This requires sitting less and standing more, which many people take some time getting used to. It’s more demanding on our body to stand more, but if you do it every ride, you become appropriately conditioned to it. If you are out of your saddle with your weight on your pedals on a tight, twisty singletrack trail with some rises and rolldowns, you will be smoother than faster than if you sit on your saddle a lot. Of course this should also include you following our Intended Direction instructions as well as our Controlled Momentum advice.

Have a look at any competent mountain biker. When they’re on a descent or even just rolling along a twisty section of trail, they’re on their pedals and far from their saddle. When they’re on a climb or anywhere else they need to pedal, they’re seated. It’s not practical to pedal out of the saddle, other than brief bursts, on a mountain bike, so sitting to pedal is the most efficient and comfortable position, but get ready to stand as soon as you start getting freewheel momentum.

Of course this is where you can benefit substantially from having a dropper seatpost. A saddle gets in the way a lot of the time when you’re standing and manoeuvring the bike. Being able to drop it down and out of the way makes you a more stable in-control rider. Here’s a more detailed article on the relevance of a dropper seatpost.

Notice that by dropping her saddle right down, Jolanda Neff has plenty of room to move her body over/forward/sideways on descents, which gives her a high level of control. And  because she has all her weight low down on her pedals, she has a low centre of gravity, which offers optimal control. | Photo: Bartek Wolinski/Red Bull Content Pool  

To improve your control, start doing this – on every ride:

  • Look 10 metres ahead for every 10kph you’re moving (approximately)
  • Become more proactive than reactive to upcoming ascents or descents
  • Start shifting gears before you start a steep climb
  • Shift gears on a steep climb
  • Start using your front brake (with your rear brake) on descents, but lean back a bit
  • Practice descending confidence once a week
  • Stand as often as you can – especially on descents while freewheeling
  • Focus on getting your weight on your pedals and off your saddle

If you missed the first two parts of this series, here’s where you can find them:

Part 1: Intended Direction

Part 2: Controlled Momentum

In Part 4 of our TAKE CONTROL with Wavecel Series, we’ll cover Cornering With Control.

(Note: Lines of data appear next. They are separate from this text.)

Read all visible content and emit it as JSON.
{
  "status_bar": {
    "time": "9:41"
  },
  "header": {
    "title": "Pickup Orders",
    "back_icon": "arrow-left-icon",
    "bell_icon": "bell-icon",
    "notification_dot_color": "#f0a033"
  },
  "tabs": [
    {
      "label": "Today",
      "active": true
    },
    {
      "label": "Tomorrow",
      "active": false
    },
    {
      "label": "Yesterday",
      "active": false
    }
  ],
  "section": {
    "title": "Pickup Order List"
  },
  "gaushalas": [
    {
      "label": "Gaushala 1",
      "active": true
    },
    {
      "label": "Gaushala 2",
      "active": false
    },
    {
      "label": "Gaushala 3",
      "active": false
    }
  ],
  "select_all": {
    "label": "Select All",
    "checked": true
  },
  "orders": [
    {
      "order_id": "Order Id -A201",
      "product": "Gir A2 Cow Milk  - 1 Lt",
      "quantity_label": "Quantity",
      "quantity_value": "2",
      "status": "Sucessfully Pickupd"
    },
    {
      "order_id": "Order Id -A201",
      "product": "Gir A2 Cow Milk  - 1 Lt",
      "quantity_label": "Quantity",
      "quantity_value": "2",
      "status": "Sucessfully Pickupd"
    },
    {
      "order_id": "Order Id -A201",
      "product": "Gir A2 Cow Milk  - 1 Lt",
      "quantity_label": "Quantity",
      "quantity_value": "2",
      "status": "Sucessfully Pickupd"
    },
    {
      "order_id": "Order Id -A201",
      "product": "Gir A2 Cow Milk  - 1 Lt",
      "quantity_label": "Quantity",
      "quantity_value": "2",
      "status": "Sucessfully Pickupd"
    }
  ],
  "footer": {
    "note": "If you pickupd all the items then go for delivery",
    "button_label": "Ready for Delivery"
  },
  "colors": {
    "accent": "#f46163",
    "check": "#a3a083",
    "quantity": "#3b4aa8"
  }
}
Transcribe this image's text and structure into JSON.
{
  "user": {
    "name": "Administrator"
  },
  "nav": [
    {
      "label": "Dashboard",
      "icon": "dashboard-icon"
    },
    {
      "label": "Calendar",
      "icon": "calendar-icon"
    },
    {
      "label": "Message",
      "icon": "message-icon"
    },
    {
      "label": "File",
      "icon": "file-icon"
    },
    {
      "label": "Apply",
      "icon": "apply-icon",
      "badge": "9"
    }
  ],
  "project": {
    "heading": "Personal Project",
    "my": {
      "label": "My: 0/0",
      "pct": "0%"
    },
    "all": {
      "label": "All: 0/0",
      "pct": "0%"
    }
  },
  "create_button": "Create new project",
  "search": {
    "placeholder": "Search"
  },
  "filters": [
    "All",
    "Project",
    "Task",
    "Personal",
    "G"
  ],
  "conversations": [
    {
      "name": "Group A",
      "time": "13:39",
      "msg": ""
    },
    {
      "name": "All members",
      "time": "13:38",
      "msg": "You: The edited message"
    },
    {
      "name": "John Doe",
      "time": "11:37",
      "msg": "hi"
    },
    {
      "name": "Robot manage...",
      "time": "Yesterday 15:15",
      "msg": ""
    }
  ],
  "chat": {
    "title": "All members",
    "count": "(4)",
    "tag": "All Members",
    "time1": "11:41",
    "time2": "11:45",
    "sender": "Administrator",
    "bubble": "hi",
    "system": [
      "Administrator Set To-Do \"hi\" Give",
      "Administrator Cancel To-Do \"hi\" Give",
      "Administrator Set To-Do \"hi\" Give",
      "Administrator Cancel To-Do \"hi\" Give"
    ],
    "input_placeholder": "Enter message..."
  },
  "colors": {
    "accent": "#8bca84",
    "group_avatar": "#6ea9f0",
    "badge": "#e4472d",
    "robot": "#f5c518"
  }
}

Wavecel is collapsible cellular structure that lines the inside of the helmet and is exclusive to Bontrager. Wavecel reduces rotational acceleration on impact and has been shown to be more effective than traditional foam helmets at protecting your head from certain types of bicycle falls. More details and video here.

Paid partnership with Bontrager Wavecel